For each white node $u$, define $mass[u]$ to be the number of black nodes immediately below it (equivalently, the number of neighbors of $u$ minus one). Given the new tree, we can count the total number of paths of the desired form by splitting into three cases:

1. $b=d$. Then $a,c,e$ can be any three distinct neighbors of $b$. The number of paths of this form is equal to
$$\sum_{b:b\text{ is white}}(mass[b]+1)\cdot mass[b]\cdot (mass[b]-1).$$
2. $b\neq d$ and $c$ is above (closer to the root than) both $b$ and $d$. The number of paths of this form is equal to
$$2\cdot \sum_{c:c\text{ is black}}\sum_{b<d,b\text{ and }d\text{ are children of }c}mass[b]\cdot mass[d].$$
3. $b\neq d$ and one of $b$ and $d$ is above $c$. The number of paths of this form is equal to
$$2\cdot \sum_{a:a\text{ is white}} mass[a]\cdot combinedCombinedMass[a],$$
where $combinedCombinedMass[a]$ is the sum of the masses of all white nodes distance 2 below $a$.

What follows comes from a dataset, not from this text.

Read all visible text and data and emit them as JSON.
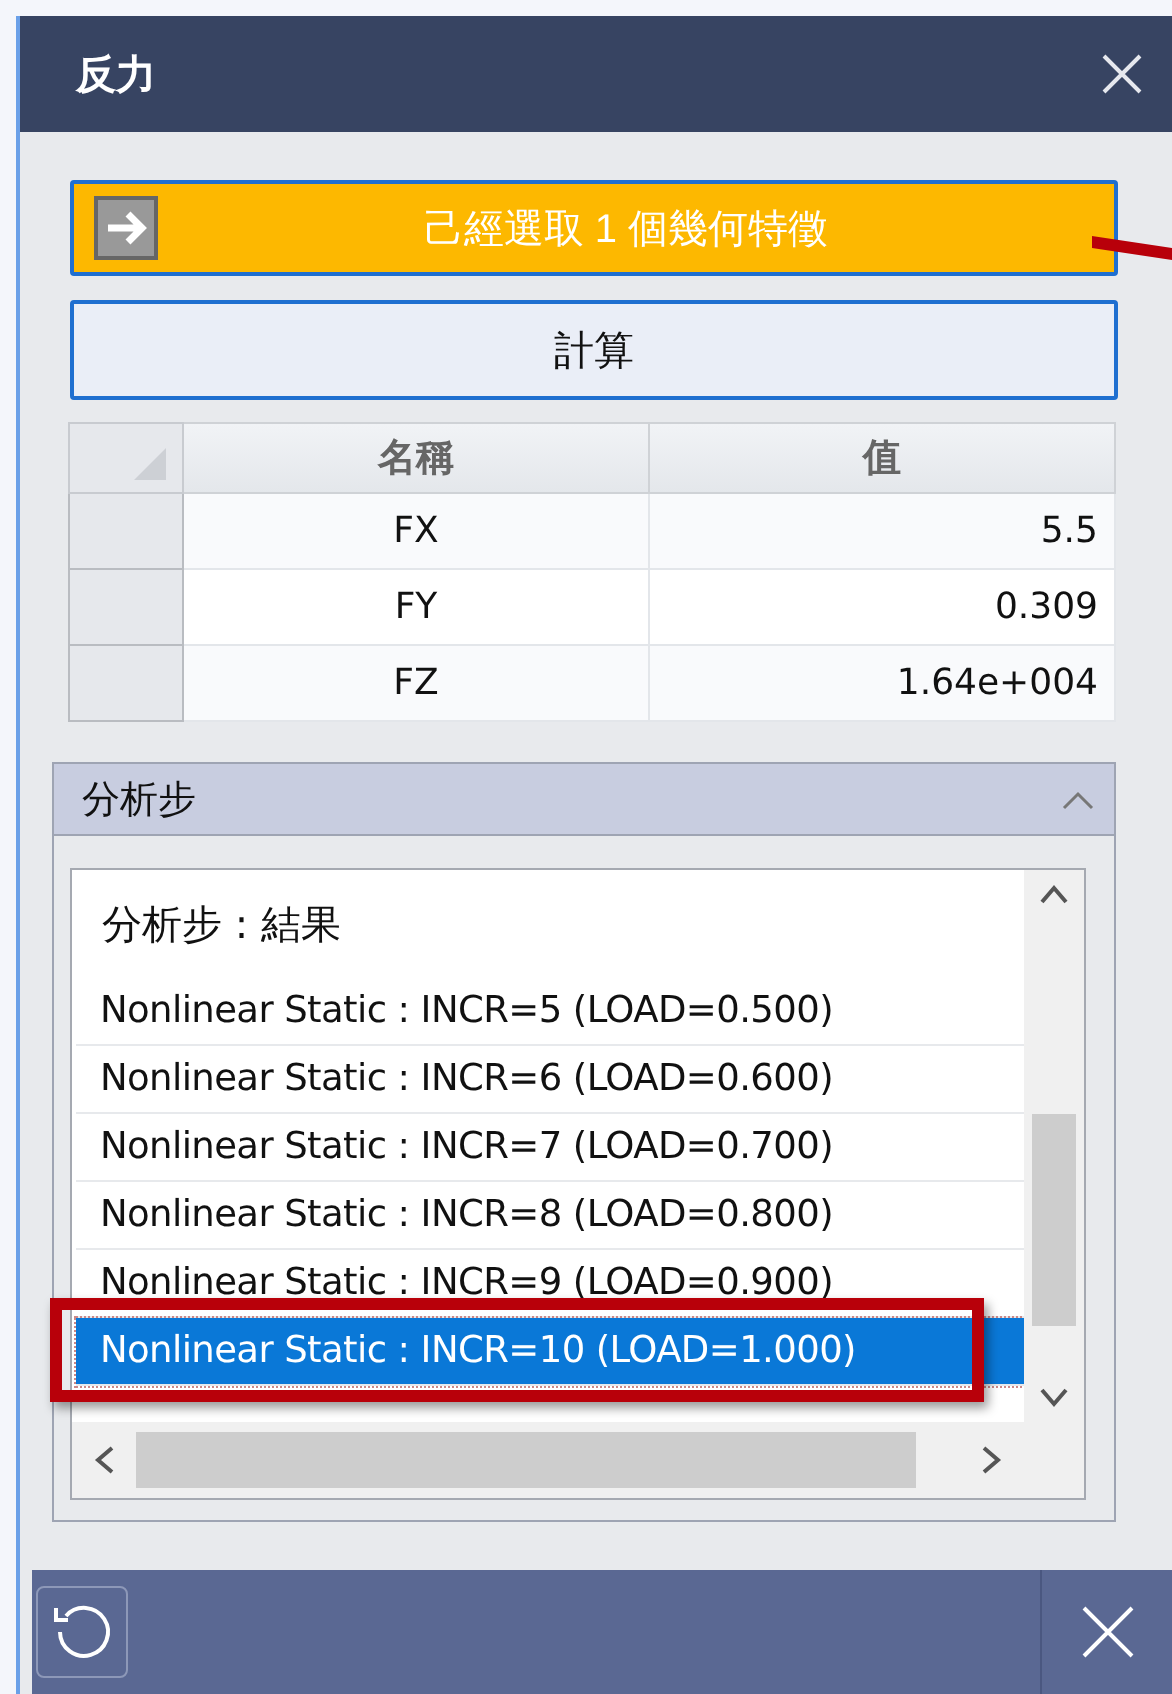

We can compute the contributions of each case in $O(N)$ time given the rooted tree.

Full Credit: $O(N\alpha(N))$

For this subtask, we process each update in $O(\alpha(N)\cdot (\text{number of nodes removed from the rooted tree}))$ time (amortized). To achieve this, we additionally maintain $combinedMass[x]$ for each black node $x$, which we define to be the sum of $mass[y]$ over all children $y$ of $x$. When we merge all neighbors of a black node $x$ into a white node $w$, we need to:

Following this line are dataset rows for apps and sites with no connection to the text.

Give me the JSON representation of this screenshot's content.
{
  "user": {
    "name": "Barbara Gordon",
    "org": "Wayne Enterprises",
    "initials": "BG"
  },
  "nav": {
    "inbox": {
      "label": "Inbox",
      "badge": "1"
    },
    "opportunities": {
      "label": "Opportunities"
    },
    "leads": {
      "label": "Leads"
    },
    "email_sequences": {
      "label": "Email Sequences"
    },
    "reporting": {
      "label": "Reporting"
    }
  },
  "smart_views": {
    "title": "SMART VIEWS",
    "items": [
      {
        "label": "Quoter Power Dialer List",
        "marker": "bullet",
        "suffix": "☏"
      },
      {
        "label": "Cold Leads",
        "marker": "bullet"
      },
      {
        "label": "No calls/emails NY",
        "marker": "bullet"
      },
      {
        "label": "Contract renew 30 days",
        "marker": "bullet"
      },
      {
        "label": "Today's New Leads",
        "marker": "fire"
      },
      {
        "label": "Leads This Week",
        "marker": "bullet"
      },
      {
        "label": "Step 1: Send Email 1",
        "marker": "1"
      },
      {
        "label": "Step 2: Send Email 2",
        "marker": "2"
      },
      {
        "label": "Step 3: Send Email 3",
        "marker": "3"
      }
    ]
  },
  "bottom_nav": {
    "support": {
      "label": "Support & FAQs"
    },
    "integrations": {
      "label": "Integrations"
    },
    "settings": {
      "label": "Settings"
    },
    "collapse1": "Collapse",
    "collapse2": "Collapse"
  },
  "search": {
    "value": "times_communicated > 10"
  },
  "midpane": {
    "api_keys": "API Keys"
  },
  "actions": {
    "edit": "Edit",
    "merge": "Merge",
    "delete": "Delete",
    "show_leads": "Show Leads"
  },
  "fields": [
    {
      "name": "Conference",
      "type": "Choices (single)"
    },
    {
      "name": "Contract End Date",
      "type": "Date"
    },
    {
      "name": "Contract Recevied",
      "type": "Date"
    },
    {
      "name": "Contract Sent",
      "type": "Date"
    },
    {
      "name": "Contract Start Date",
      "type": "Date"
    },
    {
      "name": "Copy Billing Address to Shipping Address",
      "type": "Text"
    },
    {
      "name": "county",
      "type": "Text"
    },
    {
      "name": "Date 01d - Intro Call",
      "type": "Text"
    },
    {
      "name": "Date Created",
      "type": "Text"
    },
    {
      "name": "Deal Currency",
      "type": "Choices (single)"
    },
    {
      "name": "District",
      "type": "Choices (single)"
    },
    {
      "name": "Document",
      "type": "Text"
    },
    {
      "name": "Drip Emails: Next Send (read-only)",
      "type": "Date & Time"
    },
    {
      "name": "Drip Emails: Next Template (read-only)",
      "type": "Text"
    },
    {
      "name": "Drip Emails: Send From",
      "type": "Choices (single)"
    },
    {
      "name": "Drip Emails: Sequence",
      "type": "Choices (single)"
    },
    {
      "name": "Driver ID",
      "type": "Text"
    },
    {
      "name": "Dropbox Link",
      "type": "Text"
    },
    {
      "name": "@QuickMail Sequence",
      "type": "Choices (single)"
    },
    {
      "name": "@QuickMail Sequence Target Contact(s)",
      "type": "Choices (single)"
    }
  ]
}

1. remove paths corresponding to nodes no longer in the tree
2. compute $mass[w]$ and $combinedCombinedMass[w]$
3. update $combinedMass[parent[find(x)]]$, where $parent[find(x)]$ is the black node immediately above $w$
4. update $combinedCombinedMass[find(parent[find(x)])]$, where $find(parent[find(x)])$ is the white node immediately above the black node from the previous step

Note that the number of values we need to update is proportional to the number of nodes removed from the rooted tree plus a constant. Thus, the overall time complexity is $O(N\alpha(N))$. See the code below for details on the merging process.

Note on Implementation: In the code below, we initially label each white node with the label of the cow in the corresponding pair that is lower in the rooted tree. When we merge two white nodes with labels $a$ and $b$, we use a disjoint set union (DSU) data structure to assign the resulting white node the label of the cow out of $a$ and $b$ that is higher in the rooted tree. Also, the code below doesn't use union-by-rank in the DSU for ease of implementation, which makes the actual time complexity slightly worse.

Danny's code:

import java.io.BufferedReader;
import java.io.IOException;
import java.util.ArrayList;
import java.util.List;
import java.util.StringTokenizer;

public class TriplesOfCows {
static int n;
static int[] parent;
static int[] union;
static long[] mass;
static long[] combinedMass;
static long[] combinedCombinedMass;

static void dfs(int a) {
for (int b : adj[a]) {
parent[b] = a;
dfs(b);
}
}

static int find(int u) {
if (union[u] != union[union[u]]) {
union[u] = find(union[u]);
}
return union[u];
}

static void update(int u, long delta) {
int p = parent[u];
answer += 2L * (combinedMass[p] - mass[u]) * delta;
combinedMass[p] += delta;

if (p != n) {
int a = find(p);
answer += 2L * mass[a] * delta;
combinedCombinedMass[a] += delta;
}

answer += 2L * combinedCombinedMass[u] * delta;

answer -= (mass[u] + 1L) * mass[u] * (mass[u] - 1L);
mass[u] += delta;
answer += (mass[u] + 1L) * mass[u] * (mass[u] - 1L);
}

static void merge(int u) {
int p = parent[u];
int a = find(p);

combinedMass[p] -= mass[u];
answer -= 2L * combinedMass[p] * mass[u];
combinedCombinedMass[a] -= mass[u];
answer -= 2L * mass[a] * mass[u];

answer -= 2L * mass[u] * combinedCombinedMass[u];
answer += 2L * mass[a] * combinedCombinedMass[u];
combinedCombinedMass[a] += combinedCombinedMass[u];

answer -= (mass[u] + 1L) * mass[u] * (mass[u] - 1L);
update(a, mass[u]);

union[u] = a;
}

public static void main(String[] args) throws IOException {
adj = new List[n + 1];
for (int a = 1; a <= n; a++) {
}
for (int m = n - 1; m > 0; m--) {
int a = Integer.parseInt(tokenizer.nextToken());
int b = Integer.parseInt(tokenizer.nextToken());
}
parent = new int[n];
dfs(n);
union = new int[n];
mass = new long[n];
combinedMass = new long[n + 1];
combinedCombinedMass = new long[n];
for (int a = 1; a < n; a++) {
union[a] = a;
}

StringBuilder out = new StringBuilder();
for (int a = 1; a < n; a++) {
update(a, 1L);
}